According to estimates, the U.S. has over 9,200 employed professional musicians. Over 2 in 3 hold Bachelor's degrees, while 10% even have Master's degrees! To top it off, they earn an average of over $50,000 annually.
However, finding a career in the music industry is more than just singing or picking up an instrument. It involves education, practice, patience, marketing, and promotion.
To that end, we created this guide to help you learn how to become a musician. So read on, as what you discover here can help you lay the groundwork to become a successful musician.
1. Choose Your Instrument
Here's a mind-blowing stat: At least 1,000 types of musical instruments exist worldwide. They are then classified as percussion, wind, string, or modern electronic.
As an aspiring musician, the first step you must take is to determine which instrument/s you want to play. But of course, you can also use your voice, which is already a powerful tool. However, you may find more job opportunities if you can do both.
Percussion instruments produce sounds by striking, shaking, or scraping them. These include drums, cymbals, tambourines, bongos, and xylophones, to name a few.
Wind instruments generate sounds by blowing air into them. Harmonicas, flutes, saxophones, trumpets, and clarinets are some examples.
String instruments produce sounds by striking their strings. Guitars are among the most popular, played by an estimated 72 million folks, at least as of 2021. Other examples include cello, violin, piano, viola, banjo, ukulele, harp, and mandolin.
Modern electronic instruments are the electricity-using counterparts of traditional ones. These include electric guitars and bass guitars, keyboards, and synthesizers.
2. Train and Practice Hard
You don't need a formal education to become a musician unless you also plan to teach music.
What you need is to play and work well with others. But to play well, you must educate yourself and commit to training hard.
You have two training options: self-teaching and mentorship.
Teaching yourself can be a good option if you're only starting. You can read books and watch video tutorials about your preferred instrument. Then, apply what you learn by practicing daily for at least 30 minutes to one hour.
To maximize your training, consider teaching yourself and also getting a mentor.
Mentorship involves a qualified, experienced mentor (instructor) teaching a mentee (student). The set-up is usually a one-on-one class for a few hours each week.
One of the benefits of mentorship is that you can learn from someone with far more experience and skills. Your mentor can also tailor your education based on your current skill level. They can also correct technique flaws while improving your strengths.
3. Join or Form a Band
Playing with other musicians is one of the best ways to develop the needed skills to work well with others. Even if you want to go solo in the future, you must still be a team player as you'd still need a team behind you then.
Joining or forming a band can also help you learn from others and further develop your skills. It can even keep your ego in check, which people in the industry and fans alike. Humility can draw people to you, which can mean getting more offers to play, thus, exposing your music more.
4. Display Your Skills
Suppose you've been learning, training, and practicing for a year.
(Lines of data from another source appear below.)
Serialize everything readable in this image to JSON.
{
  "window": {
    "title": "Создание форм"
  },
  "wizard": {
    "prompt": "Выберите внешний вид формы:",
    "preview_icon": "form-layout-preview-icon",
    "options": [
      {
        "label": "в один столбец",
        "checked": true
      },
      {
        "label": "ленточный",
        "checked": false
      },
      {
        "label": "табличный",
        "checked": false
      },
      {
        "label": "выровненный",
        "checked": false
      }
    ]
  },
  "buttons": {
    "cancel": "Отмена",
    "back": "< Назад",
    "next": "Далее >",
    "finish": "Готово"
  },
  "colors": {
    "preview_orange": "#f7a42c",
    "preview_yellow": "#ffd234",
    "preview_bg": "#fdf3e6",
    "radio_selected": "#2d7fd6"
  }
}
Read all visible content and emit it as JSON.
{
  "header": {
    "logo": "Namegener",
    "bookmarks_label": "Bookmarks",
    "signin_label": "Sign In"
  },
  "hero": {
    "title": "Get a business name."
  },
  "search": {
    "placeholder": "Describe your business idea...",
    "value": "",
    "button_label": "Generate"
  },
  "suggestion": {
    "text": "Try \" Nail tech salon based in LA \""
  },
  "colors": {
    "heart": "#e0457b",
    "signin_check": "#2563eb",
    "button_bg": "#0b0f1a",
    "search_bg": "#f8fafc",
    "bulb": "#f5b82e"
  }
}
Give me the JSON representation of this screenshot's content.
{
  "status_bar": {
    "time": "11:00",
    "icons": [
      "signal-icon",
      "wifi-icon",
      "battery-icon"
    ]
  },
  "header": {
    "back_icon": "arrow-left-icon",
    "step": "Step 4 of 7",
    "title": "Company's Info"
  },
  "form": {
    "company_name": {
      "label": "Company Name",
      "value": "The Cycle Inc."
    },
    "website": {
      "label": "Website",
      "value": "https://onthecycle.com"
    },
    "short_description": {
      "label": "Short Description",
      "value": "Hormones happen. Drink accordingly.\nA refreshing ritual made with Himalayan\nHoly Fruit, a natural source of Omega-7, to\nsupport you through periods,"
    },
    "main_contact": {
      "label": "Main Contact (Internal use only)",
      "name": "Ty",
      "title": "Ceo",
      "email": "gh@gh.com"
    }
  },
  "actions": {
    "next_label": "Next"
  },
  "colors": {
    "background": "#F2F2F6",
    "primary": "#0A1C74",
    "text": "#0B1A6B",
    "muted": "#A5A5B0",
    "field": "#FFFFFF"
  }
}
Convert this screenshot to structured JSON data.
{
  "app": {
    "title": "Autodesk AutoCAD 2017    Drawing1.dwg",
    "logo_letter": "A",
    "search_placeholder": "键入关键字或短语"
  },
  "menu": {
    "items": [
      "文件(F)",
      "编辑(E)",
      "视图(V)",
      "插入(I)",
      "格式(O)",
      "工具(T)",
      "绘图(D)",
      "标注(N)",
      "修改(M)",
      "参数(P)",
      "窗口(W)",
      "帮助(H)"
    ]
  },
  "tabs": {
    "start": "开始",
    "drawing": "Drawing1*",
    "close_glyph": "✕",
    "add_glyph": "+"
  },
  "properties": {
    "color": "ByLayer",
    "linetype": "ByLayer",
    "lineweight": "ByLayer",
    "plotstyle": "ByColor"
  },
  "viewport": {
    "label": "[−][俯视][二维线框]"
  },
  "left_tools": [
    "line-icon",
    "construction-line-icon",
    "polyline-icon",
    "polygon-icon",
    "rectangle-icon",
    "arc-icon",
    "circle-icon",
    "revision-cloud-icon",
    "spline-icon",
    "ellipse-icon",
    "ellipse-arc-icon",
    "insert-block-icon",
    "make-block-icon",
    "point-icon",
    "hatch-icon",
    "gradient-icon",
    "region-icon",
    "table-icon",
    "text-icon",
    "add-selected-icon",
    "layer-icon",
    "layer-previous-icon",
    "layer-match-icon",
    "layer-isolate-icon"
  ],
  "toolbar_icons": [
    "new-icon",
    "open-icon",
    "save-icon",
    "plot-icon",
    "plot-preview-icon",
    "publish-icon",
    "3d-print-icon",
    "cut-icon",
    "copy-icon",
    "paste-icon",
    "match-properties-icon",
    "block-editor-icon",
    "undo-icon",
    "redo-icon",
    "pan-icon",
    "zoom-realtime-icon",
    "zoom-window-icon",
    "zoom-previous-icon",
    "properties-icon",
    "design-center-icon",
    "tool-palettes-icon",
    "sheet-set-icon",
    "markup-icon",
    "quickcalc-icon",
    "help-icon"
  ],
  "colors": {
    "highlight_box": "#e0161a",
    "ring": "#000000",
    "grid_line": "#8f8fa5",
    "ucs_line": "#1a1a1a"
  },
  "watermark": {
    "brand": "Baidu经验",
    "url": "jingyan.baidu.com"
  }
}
Then it may be time to consider taking it to the next level and showing people what you've got.
If you have a mentor, ask for their educated opinion and whether you can already play in public. If they say yes, ask them if they want to be part of your first-ever audience.
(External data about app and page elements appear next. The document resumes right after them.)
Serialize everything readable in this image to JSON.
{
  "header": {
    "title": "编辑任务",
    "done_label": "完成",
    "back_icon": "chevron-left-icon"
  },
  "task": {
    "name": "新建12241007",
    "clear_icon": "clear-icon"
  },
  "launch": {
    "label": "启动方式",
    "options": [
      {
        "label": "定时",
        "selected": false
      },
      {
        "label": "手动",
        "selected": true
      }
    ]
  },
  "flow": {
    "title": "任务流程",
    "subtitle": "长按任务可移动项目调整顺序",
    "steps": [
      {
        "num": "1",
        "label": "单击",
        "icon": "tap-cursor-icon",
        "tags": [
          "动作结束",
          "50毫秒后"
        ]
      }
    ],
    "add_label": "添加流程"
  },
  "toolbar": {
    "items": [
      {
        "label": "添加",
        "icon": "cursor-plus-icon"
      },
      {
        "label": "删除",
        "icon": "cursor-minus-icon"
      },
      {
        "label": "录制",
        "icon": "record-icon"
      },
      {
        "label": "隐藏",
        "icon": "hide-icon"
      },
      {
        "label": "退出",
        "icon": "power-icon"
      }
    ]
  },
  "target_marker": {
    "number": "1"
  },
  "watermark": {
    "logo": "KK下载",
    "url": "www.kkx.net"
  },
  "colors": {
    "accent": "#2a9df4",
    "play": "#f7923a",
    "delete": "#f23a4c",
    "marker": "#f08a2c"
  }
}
If your mentor believes in you, they'll likely say yes. They may even support you further by asking if they can bring others.
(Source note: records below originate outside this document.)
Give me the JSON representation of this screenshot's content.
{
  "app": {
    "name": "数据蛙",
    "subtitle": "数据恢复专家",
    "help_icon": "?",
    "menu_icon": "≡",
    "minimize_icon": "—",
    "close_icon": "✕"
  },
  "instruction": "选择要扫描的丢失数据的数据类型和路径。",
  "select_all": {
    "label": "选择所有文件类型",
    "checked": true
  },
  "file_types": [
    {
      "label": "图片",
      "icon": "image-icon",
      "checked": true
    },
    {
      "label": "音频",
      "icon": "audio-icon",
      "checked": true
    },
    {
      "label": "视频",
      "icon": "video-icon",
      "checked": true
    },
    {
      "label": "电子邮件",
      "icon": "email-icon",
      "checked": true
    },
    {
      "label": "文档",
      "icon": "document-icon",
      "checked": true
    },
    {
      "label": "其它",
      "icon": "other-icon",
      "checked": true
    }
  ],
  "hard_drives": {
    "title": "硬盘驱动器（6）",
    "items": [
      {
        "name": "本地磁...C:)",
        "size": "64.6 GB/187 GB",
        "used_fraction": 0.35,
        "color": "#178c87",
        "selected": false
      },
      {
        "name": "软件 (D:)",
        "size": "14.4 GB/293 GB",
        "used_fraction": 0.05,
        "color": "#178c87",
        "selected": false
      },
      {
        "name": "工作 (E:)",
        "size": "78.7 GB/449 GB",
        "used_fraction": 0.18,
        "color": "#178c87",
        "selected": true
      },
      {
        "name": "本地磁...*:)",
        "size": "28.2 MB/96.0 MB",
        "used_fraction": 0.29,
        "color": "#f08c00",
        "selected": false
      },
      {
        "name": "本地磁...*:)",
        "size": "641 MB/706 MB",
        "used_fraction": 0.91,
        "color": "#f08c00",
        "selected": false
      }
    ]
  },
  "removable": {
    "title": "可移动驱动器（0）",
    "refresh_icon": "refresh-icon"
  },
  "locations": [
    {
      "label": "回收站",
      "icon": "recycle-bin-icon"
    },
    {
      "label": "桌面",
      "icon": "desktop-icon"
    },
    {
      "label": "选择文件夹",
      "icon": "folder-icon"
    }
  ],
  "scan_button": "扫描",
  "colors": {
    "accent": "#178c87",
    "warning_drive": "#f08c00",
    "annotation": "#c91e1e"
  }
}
If you're comfortable with that, then great. However, you should also ask people closest to you, like your parents, siblings, or friends, to come. Their presence and support can be enough to strengthen your confidence.
Open mics at coffee shops and bars are some of your venue options. So, go around town and ask them if you can play for a night. They may ask for a performance test, so be ready to give one.
If you're not ready for an in-person audience, you can take a video recording of yourself playing. If you're in a band, ask the other members if they're okay with it. Then, upload it online via YouTube, Instagram, or Facebook.
5. Build a Following
Suppose your first performance was such a big hit that you get invited to play again. If so, grab this chance, but offer something new each time you perform. Also, use these as opportunities to take high-quality recordings you can upload later.
Once you have enough top-notch material, consider setting up an official website. Your site should be as professional looking as you are a professional musician. You should also be active on social media to continue building your following.
However, as crucial as those tasks are, they can be complex and time-consuming. Besides, that's time you could otherwise spend creating incredible music or songs.
Consider delegating those jobs to a music promotion and marketing company instead. Examples include The Mob's Press, Indie on the Move, and Sonicbids. They provide various marketing services, from website building to social media promotion.
Once you have a pro handling your marketing, you'll have more time to hone your skills further. Train and practice more so you can keep satisfying your fans and audience. As long as you keep at it, you may not have to wait that long until you land more high-paying gigs.
That's How to Become a Musician
Now that you know how to become a musician, you can decide if this is the career path you want. If so, consider taking the first step now, and that is to pick your instrument. The sooner you do, the faster you can master it and your art, and the sooner you can get your name out there.
If you liked this article, we have more informative articles to share. For starters, check out our entertainment category for more music-related news and guides!